Christine Messinger, a public education officer with the Humboldt County Department of Health & Human Services, said county staff will be looking to the state for guidance as the shutdown continues. In previous shutdowns, she said, the state has used unspent Temporary Assistance for Needy Families (TANF) funds and reserves to continue benefits.
In Humboldt County alone, more than 20,000 people receive aid through CalFresh, which is California’s version of the SNAP program. More than 3,800 people in the county receive benefits from CalWORKs, the state’s version of the federal welfare-to-work program. And the Humboldt County WIC program serves an average of 3,360 clients per month in Humboldt and Del Norte counties through five clinics located in Eureka, Fortuna, McKinleyville, Garberville and Crescent City.
McHugh said the Food For People office has been peppered with phone calls. “The big question, the reason people are contacting us, is, ‘How are you prepared to address this should it become a full-blown crisis?’ The answer is, we truly aren’t.” If the shutdown continues into the spring, people could go hungry. For every bag of groceries handed out by a charitable feeding organization, federal programs provide 20 additional bags, according to McHugh.
“That is not a gap that food charities can fill,” she said.
There have been some concerns about security and safety at airports across the county, with many Transportation Safety Administration workers calling in sick as they’re asked to work without a paycheck, but Cody Roggatz, Humboldt County’s director of aviation, told the Outpost this afternoon that TSA screening officers and FAA technicians are working as normal at the Humboldt County Airport.
With no resolution on the horizon, federal employees are anxious for a political breakthrough. Parrott said she and her furloughed coworkers are all addicted to the news. “Nobody’s calling this a vacation by any stretch,” she said. “We all want to get back to our jobs.”
As for the apparent political impasse behind the shutdown, Parrott doesn’t blame any one person in particular, though she didn’t buy Trump’s speech to the nation last night. Nor was she impressed with the rebuttal from Senate Democrats.
“I feel like it just created more fear, more polarization,” she said. “There was no common ground to find there at all between their two speeches.” She thinks the legislature should reopen the government with an appropriations bill and then deal with border security separately.
“I don’t think it’s fair to keep the government shut down for somebody’s personal agenda, for a campaign promise he wants to keep,” she said in reference to Trump’s proposed border wall, “and we’re all suffering because he’s not able to pull it off.”
Pagliuco is skeptical of the wall, too.
“As a scientist I believe in making decisions based on data, and the data I’ve seen does not necessarily show a crisis at border at this time,” he said. “I’m definitely for border security, and I’m for immigration policy reform, but the data shows visa overstays cause the majority of immigration problems here.”

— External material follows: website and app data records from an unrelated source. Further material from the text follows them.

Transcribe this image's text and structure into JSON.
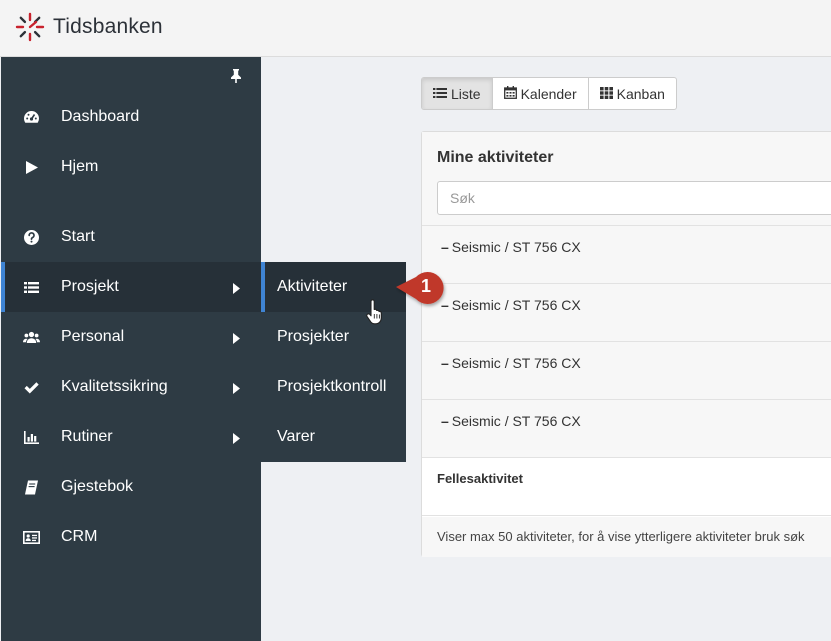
{
  "app": {
    "brand": "Tidsbanken",
    "colors": {
      "sidebar": "#2e3b44",
      "sidebar_active": "#263038",
      "accent": "#3f84d3",
      "callout": "#c0392b",
      "logo_red": "#c8222d"
    }
  },
  "sidebar": {
    "items": [
      {
        "label": "Dashboard",
        "icon": "dashboard-icon"
      },
      {
        "label": "Hjem",
        "icon": "play-icon"
      },
      {
        "label": "Start",
        "icon": "question-icon"
      },
      {
        "label": "Prosjekt",
        "icon": "list-icon",
        "active": true,
        "has_submenu": true
      },
      {
        "label": "Personal",
        "icon": "users-icon",
        "has_submenu": true
      },
      {
        "label": "Kvalitetssikring",
        "icon": "check-icon",
        "has_submenu": true
      },
      {
        "label": "Rutiner",
        "icon": "bar-chart-icon",
        "has_submenu": true
      },
      {
        "label": "Gjestebok",
        "icon": "book-icon"
      },
      {
        "label": "CRM",
        "icon": "id-card-icon"
      }
    ]
  },
  "submenu": {
    "items": [
      {
        "label": "Aktiviteter",
        "active": true
      },
      {
        "label": "Prosjekter"
      },
      {
        "label": "Prosjektkontroll"
      },
      {
        "label": "Varer"
      }
    ]
  },
  "view_toggle": {
    "buttons": [
      {
        "label": "Liste",
        "icon": "list-icon",
        "active": true
      },
      {
        "label": "Kalender",
        "icon": "calendar-icon"
      },
      {
        "label": "Kanban",
        "icon": "grid-icon"
      }
    ]
  },
  "panel": {
    "title": "Mine aktiviteter",
    "search_placeholder": "Søk",
    "activities": [
      {
        "prefix": "–",
        "label": "Seismic / ST 756 CX"
      },
      {
        "prefix": "–",
        "label": "Seismic / ST 756 CX"
      },
      {
        "prefix": "–",
        "label": "Seismic / ST 756 CX"
      },
      {
        "prefix": "–",
        "label": "Seismic / ST 756 CX"
      }
    ],
    "shared_heading": "Fellesaktivitet",
    "footer_note": "Viser max 50 aktiviteter, for å vise ytterligere aktiviteter bruk søk"
  },
  "callout": {
    "number": "1"
  }
}
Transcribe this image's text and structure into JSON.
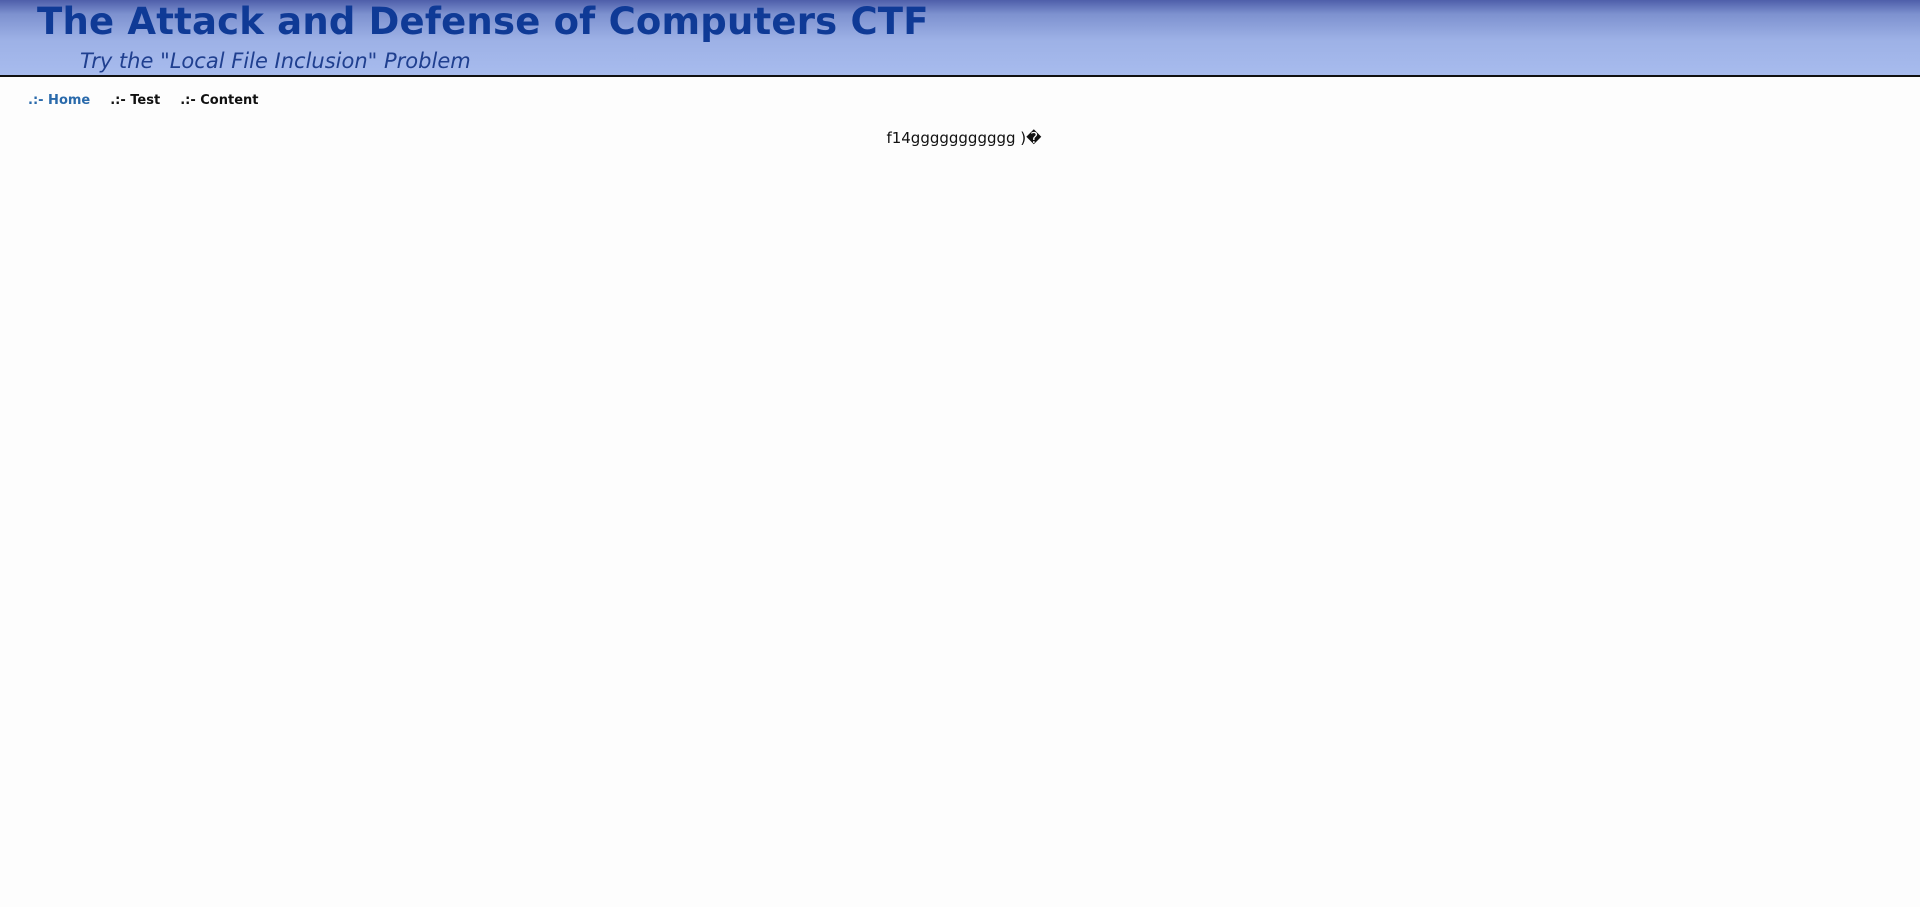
{
  "header": {
    "title": "The Attack and Defense of Computers CTF",
    "subtitle": "Try the \"Local File Inclusion\" Problem"
  },
  "nav": {
    "items": [
      {
        "label": ".:- Home"
      },
      {
        "label": ".:- Test"
      },
      {
        "label": ".:- Content"
      }
    ]
  },
  "main": {
    "output_text": "f14ggggggggggg )�"
  },
  "colors": {
    "title": "#0f3a96",
    "active_nav": "#2a6aab",
    "header_gradient_top": "#4e5eaa",
    "header_gradient_bottom": "#a8bcee"
  }
}
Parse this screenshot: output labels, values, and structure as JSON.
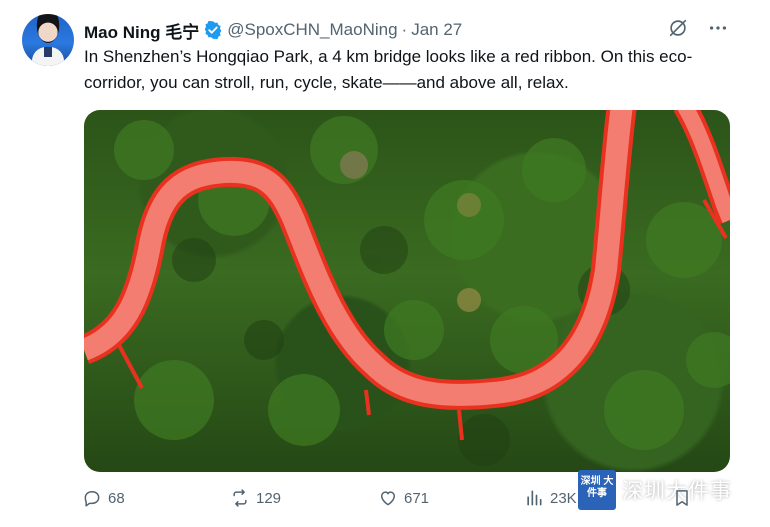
{
  "author": {
    "name": "Mao Ning 毛宁",
    "handle": "@SpoxCHN_MaoNing",
    "separator": "·",
    "date": "Jan 27"
  },
  "tweet": {
    "text": "In Shenzhen’s Hongqiao Park, a 4 km bridge looks like a red ribbon. On this eco-corridor, you can stroll, run, cycle, skate——and above all, relax."
  },
  "actions": {
    "replies": "68",
    "reposts": "129",
    "likes": "671",
    "views": "23K"
  },
  "watermark": {
    "badge": "深圳 大件事",
    "text": "深圳大件事"
  },
  "colors": {
    "verified": "#1d9bf0",
    "muted": "#536471",
    "bridge": "#f25a4a"
  },
  "icons": {
    "verified": "verified-badge-icon",
    "grok": "grok-icon",
    "more": "more-icon",
    "reply": "reply-icon",
    "repost": "repost-icon",
    "like": "like-icon",
    "views": "views-icon",
    "bookmark": "bookmark-icon"
  }
}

Pagliuco agreed with Parrott on another issue, too.
“I want to get back to work,” he said. “Everyone I’ve talked to wants to get back to work.”